Go line by line through the data below and work out how many lines contain "JSON"; the answer is that number alone.
** Opening INFORMATION GIVEN block **
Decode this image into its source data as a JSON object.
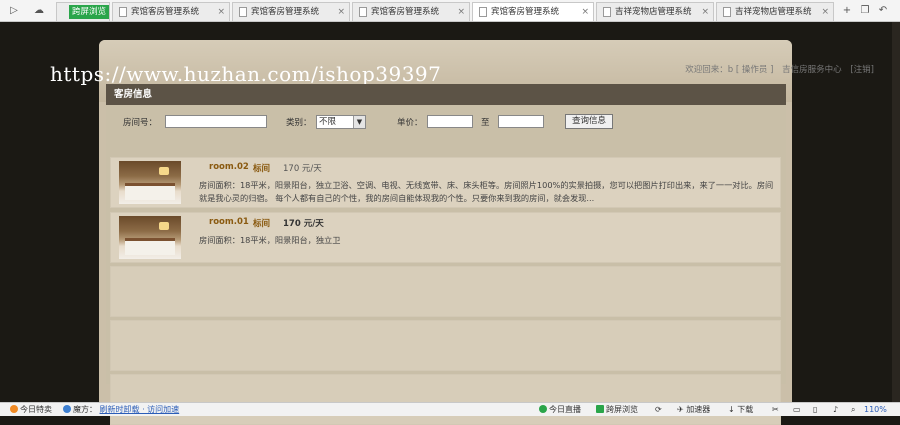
{
  "browser": {
    "tabs": [
      {
        "label": "跨屏浏览",
        "active": false
      },
      {
        "label": "宾馆客房管理系统",
        "active": false
      },
      {
        "label": "宾馆客房管理系统",
        "active": false
      },
      {
        "label": "宾馆客房管理系统",
        "active": false
      },
      {
        "label": "宾馆客房管理系统",
        "active": true
      },
      {
        "label": "吉祥宠物店管理系统",
        "active": false
      },
      {
        "label": "吉祥宠物店管理系统",
        "active": false
      }
    ],
    "close_glyph": "×",
    "new_tab_glyph": "+"
  },
  "header": {
    "watermark": "https://www.huzhan.com/ishop39397",
    "welcome": "欢迎回来：b [ 操作员 ]",
    "center_link": "吉信房服务中心",
    "logout": "[注销]"
  },
  "section": {
    "title": "客房信息"
  },
  "search": {
    "room_no_label": "房间号：",
    "room_no_value": "",
    "type_label": "类别：",
    "type_selected": "不限",
    "price_label": "单价：",
    "price_min": "",
    "to_label": "至",
    "price_max": "",
    "submit_label": "查询信息"
  },
  "rooms": [
    {
      "room_no": "room.02",
      "type": "标间",
      "price": "170 元/天",
      "description": "房间面积：18平米，阳景阳台，独立卫浴、空调、电视、无线宽带、床、床头柜等。房间照片100%的实景拍摄，您可以把图片打印出来，来了一一对比。房间就是我心灵的归宿。 每个人都有自己的个性，我的房间自能体现我的个性。只要你来到我的房间，就会发现..."
    },
    {
      "room_no": "room.01",
      "type": "标间",
      "price": "170 元/天",
      "description": "房间面积：18平米，阳景阳台，独立卫"
    }
  ],
  "statusbar": {
    "today": "今日特卖",
    "tip_label": "魔方：",
    "tip_link": "刷新时卸载 · 访问加速",
    "live": "今日直播",
    "cross_screen": "跨屏浏览",
    "accelerator": "加速器",
    "download": "下载",
    "zoom": "110%"
  },
  "colors": {
    "section_header": "#5c5346",
    "panel": "#cbbfa9",
    "accent_text": "#8a5a10",
    "page_bg": "#1b1914"
  }
}
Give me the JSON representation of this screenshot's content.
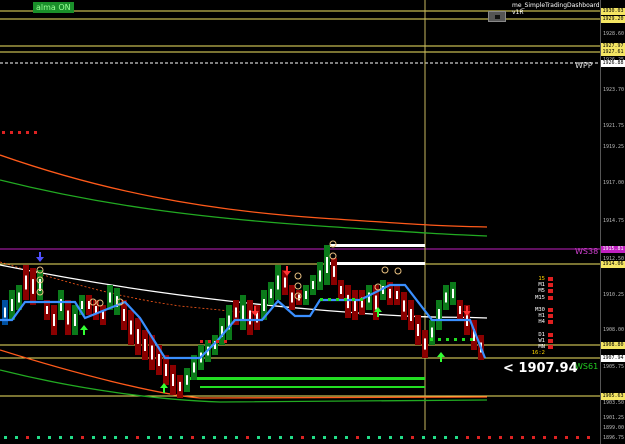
{
  "header": {
    "alma_badge": "alma ON",
    "dashboard_title": "me_SimpleTradingDashboard v1R"
  },
  "price_scale": {
    "ticks": [
      "1928.60",
      "1926.25",
      "1923.70",
      "1921.75",
      "1919.25",
      "1917.00",
      "1914.75",
      "1912.50",
      "1910.25",
      "1908.00",
      "1905.75",
      "1903.50",
      "1901.25",
      "1899.00",
      "1896.75"
    ],
    "tags": [
      {
        "text": "1930.03",
        "color": "#f5e663",
        "fg": "#000"
      },
      {
        "text": "1929.20",
        "color": "#f5e663",
        "fg": "#000"
      },
      {
        "text": "1927.97",
        "color": "#f5e663",
        "fg": "#000"
      },
      {
        "text": "1927.61",
        "color": "#f5e663",
        "fg": "#000"
      },
      {
        "text": "1926.88",
        "color": "#ffffff",
        "fg": "#000"
      },
      {
        "text": "1915.81",
        "color": "#c020c0",
        "fg": "#fff"
      },
      {
        "text": "1914.06",
        "color": "#f5e663",
        "fg": "#000"
      },
      {
        "text": "1908.80",
        "color": "#f5e663",
        "fg": "#000"
      },
      {
        "text": "1907.94",
        "color": "#ffffff",
        "fg": "#000"
      },
      {
        "text": "1905.63",
        "color": "#f5e663",
        "fg": "#000"
      }
    ]
  },
  "levels": {
    "wpp_label": "WPP",
    "ws38_label": "WS38",
    "ws61_label": "WS61"
  },
  "current_price": "<  1907.94",
  "timeframes": {
    "top_count": "15",
    "rows": [
      {
        "label": "M1",
        "color": "#e02020"
      },
      {
        "label": "M5",
        "color": "#e02020"
      },
      {
        "label": "M15",
        "color": "#e02020"
      },
      {
        "label": "",
        "color": ""
      },
      {
        "label": "M30",
        "color": "#e02020"
      },
      {
        "label": "H1",
        "color": "#e02020"
      },
      {
        "label": "H4",
        "color": "#e02020"
      },
      {
        "label": "",
        "color": ""
      },
      {
        "label": "D1",
        "color": "#e02020"
      },
      {
        "label": "W1",
        "color": "#e02020"
      },
      {
        "label": "MN",
        "color": "#e02020"
      }
    ],
    "countdown": "16:2"
  },
  "colors": {
    "bull_candle": "#0b7a1a",
    "bear_candle": "#8b0000",
    "trend_line": "#3a8fff",
    "grid_line": "#f5e663",
    "green_signal": "#22dd22",
    "red_signal": "#dd2222",
    "ma_red": "#ff5a1a",
    "ma_green": "#22aa22"
  },
  "icons": {
    "buy_arrow": "green-up-arrow-icon",
    "sell_arrow": "red-down-arrow-icon",
    "swing_marker": "circle-marker-icon"
  }
}
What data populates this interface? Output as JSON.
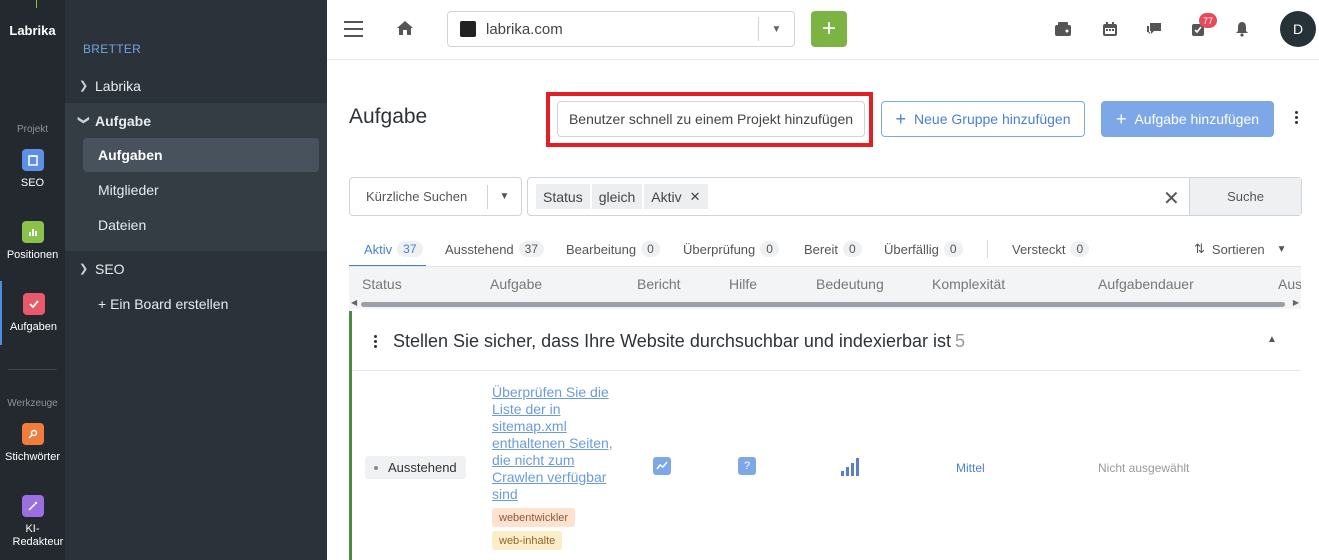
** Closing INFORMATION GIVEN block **
▶ [ANSWER TO THIS PROBLEM]
3